In other words, there's everything to play for, and if idealism and striking heroic poses trumps realism and compromise, this deal could easily get blown out of the water.

What'll happen if the deal doesn't get through?

But if it gets a big knock back again, I think we'll probably see a sell-off in the pound as investors start to worry that this genuinely is stalemate.

My gut feeling (which could be entirely wrong, I'm only even bringing it up because I've already said you shouldn't be making short-term bets on this) is that this won't pass, and that in fact, it probably won't even be that close.

Equally, however, I don't think we'll end up with a "no deal/clean" Brexit. The EU will talk tough on deadlines (that's what happens in negotiations, particularly as you get closer to the wire remember Greece), but if it's clear that parliament has its heart set on a softer Brexit or a permanent delay, then the wiggle room will be there.

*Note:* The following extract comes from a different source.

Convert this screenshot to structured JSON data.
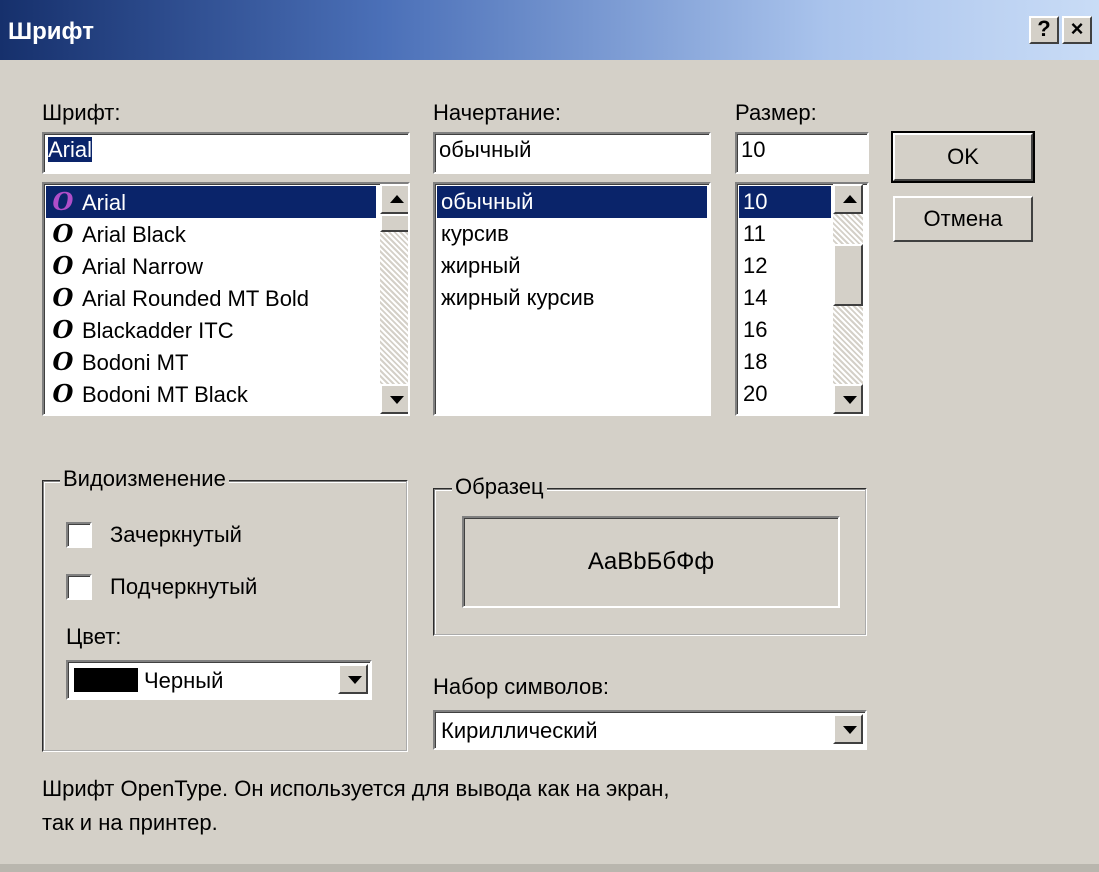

In short, I still think that if this deal doesn't pass, we'll get something like it sooner or later, or no Brexit at all.

All of this matters from a political point of view. Whatever outcome we get will be unsatisfying for most voters. Some would argue that this is perhaps the point of democracy.

But from an investment point of view, the market doesn't care whether you're a dyed-in-the-wool Brexiteer or an advocate of Britain joining the euro all that really matters is what's in the price.

And from that perspective, one way or another, UK assets are still among the cheaper ones in the world. Indeed, I noticed this morning that at the end of January, the UK had nearly dipped into the top ten cheapest markets as judged by our favourite, the Cape ratio, according to StarCapital.

So I'm still happy with the idea that should you be looking to invest more money right now, putting some of that money in the UK, perhaps a bit more than you normally would, makes sense.

John's book, The Sceptical Investor, is out now get your copy here!

John Stepek

John is the executive editor of MoneyWeek and writes our daily investment email, Money Morning. John graduated from Strathclyde University with a degree in psychology in 1996 and has always been fascinated by the gap between the way the market works in theory and the way it works in practice, and by how our deep-rooted instincts work against our best interests as investors.

He started out in journalism by writing articles about the specific business challenges facing family firms. In 2003, he took a job on the finance desk of Teletext, where he spent two years covering the markets and breaking financial news. John joined MoneyWeek in 2005.

His work has been published in Families in Business, Shares magazine, Spear's Magazine, The Sunday Times, and The Spectator among others. He has also appeared as an expert commentator on BBC Radio 4's Today programme, BBC Radio Scotland, Newsnight, Daily Politics and Bloomberg. His first book, on contrarian investing, The Sceptical Investor, was released in March 2019. You can follow John on Twitter at @john_stepek.